In Part 1 of this blog, I introduced you to Mr. Phil Eckert, Samtec’s Quality Engineering Manager. Phil shared seven tips to help designers select the right connector system for their application, and to generally make your life easier.
Today, in Part 2, Phil gives us eight more tips to help you choose the right connector system for your design.
1. Flux: Unspent flux is problematic in connectors from both a mechanical interference and a corrosive nature. Ultimately this can result in product failures in the field.
2. Plating Tip #1: A SnPb finish is still the superior finish on solder tails and solder paste. Although there are possibly many restrictions, use it if you can. And use a nitrogen reflow environment as opposed to air; nitrogen is much better.
3. Plating Tip #2: In high reliability applications, thicker Au, more points of contact, and higher normal force are recommended. There is some truth to the old adage of “You get what you pay for.” Check the test reports for which plating style (Au thickness) was used to better understand the expected success of the connector in application.
4. Normal Force: Normal force has been called the “single best predictor of connector performance.” If given the option between two connector series and all other attributes are equal, choose the one with higher normal force. This is important in harsh environments and keenly important if the environment will experience temperature extremes or have high shock and vibration.
5. Ch-Ch-Ch-Changes: When selecting catalog standard parts, EOEMs have no control over changes to a connector, unless other agreements have been made. Samtec attempts to give customers advanced notice of any form, fit, or function changes, but there are the rare occasions where important changes are made with short notice.
6. Don’t Push It: Be cautious about using the connector in a manner more strenuous than what the manufacturer tested. If the test report lists 100 mating cycles, using the connector in an application with 150 cycles means you are treading into the unknown. In a case like this, it is best to ask the connector manufacturer for a recommendation. Don’t expect anything but a conservative answer. And if you receive an answer that sounds a little too optimistic, be careful. (Here’s a link if you want to see examples of Samtec test reports available)
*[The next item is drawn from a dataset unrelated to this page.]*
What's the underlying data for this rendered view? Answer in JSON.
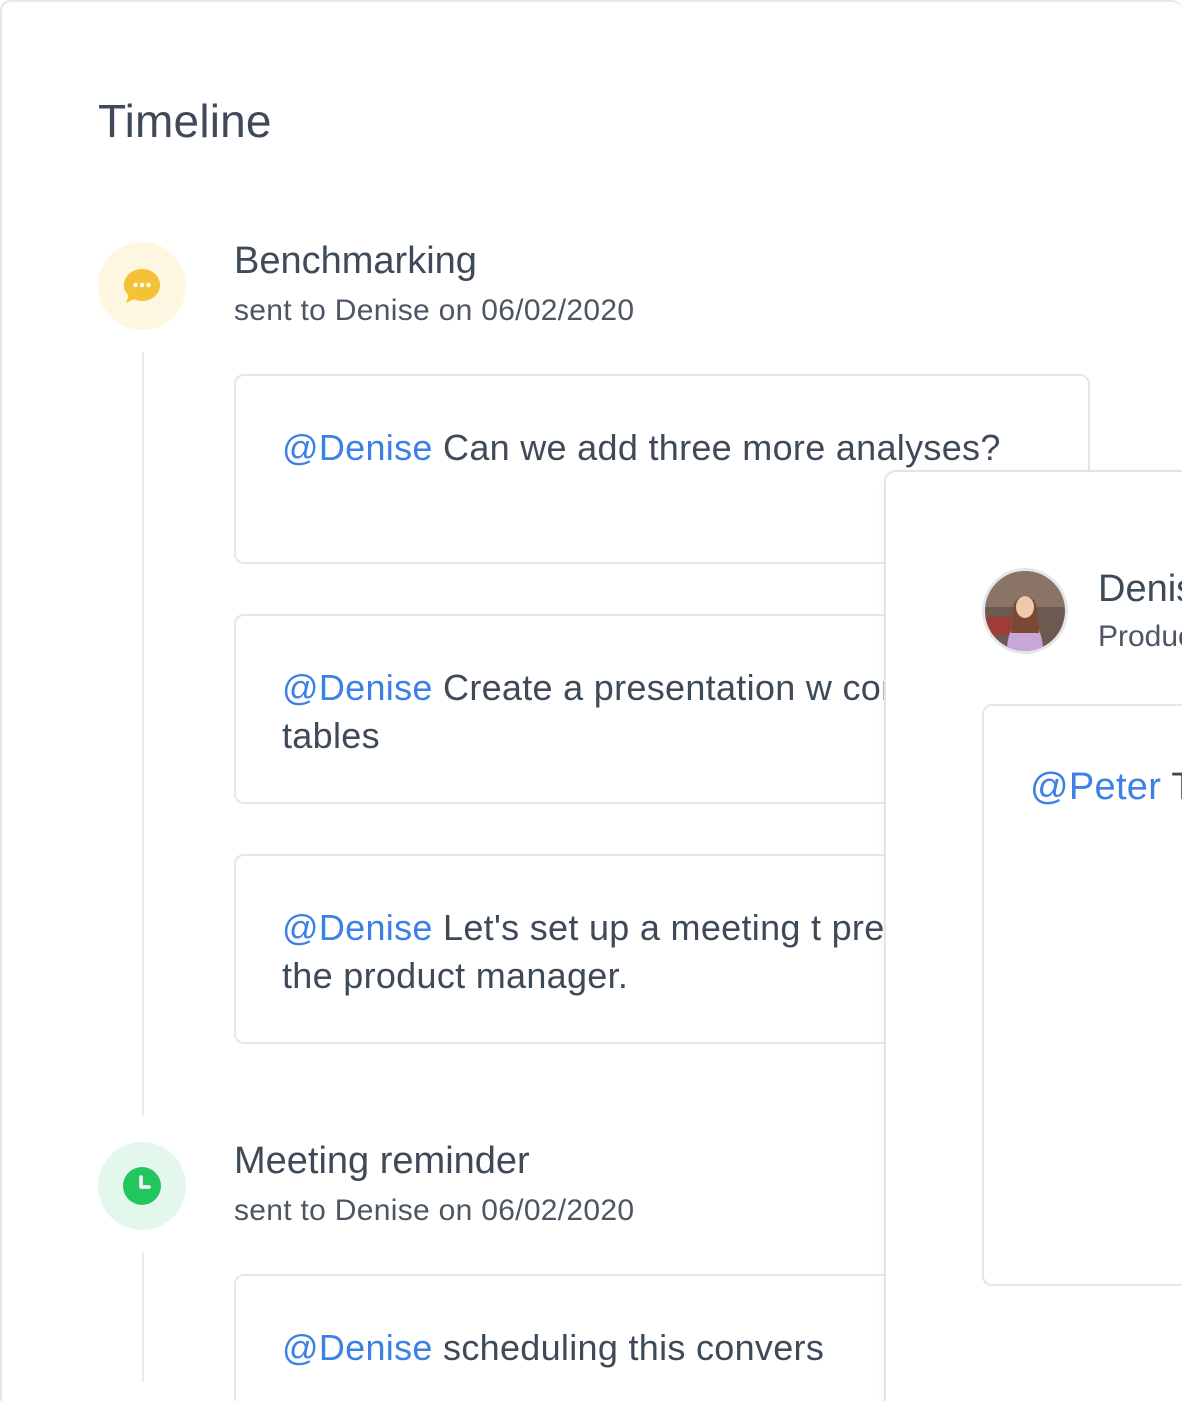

7. It’s Probably Not Tested To Failure: Connector qualification testing was designed to match the expected conditions that the vast majority of users will subject the connector set to. It is not possible to test the connector to every unique application or to test connectors to failure.
If there is a unique application, it is best to ask the connector manufacturer for a recommendation. Expect a conservative, safe, recommendation. Some tests are significantly influenced by the weight and geometry of the PCB or assembly: shock and vibration testing for example. If you are interested in knowing when a connector will fail, expect to be asked to participate in custom testing.
8. Tape/Reel For Vacuum: Tape and reel pockets are designed for vacuum pick-up and not grippers. If grippers are used on pick and place equipment, specially designed pockets may be needed.
If you have questions feel free to contact Phil.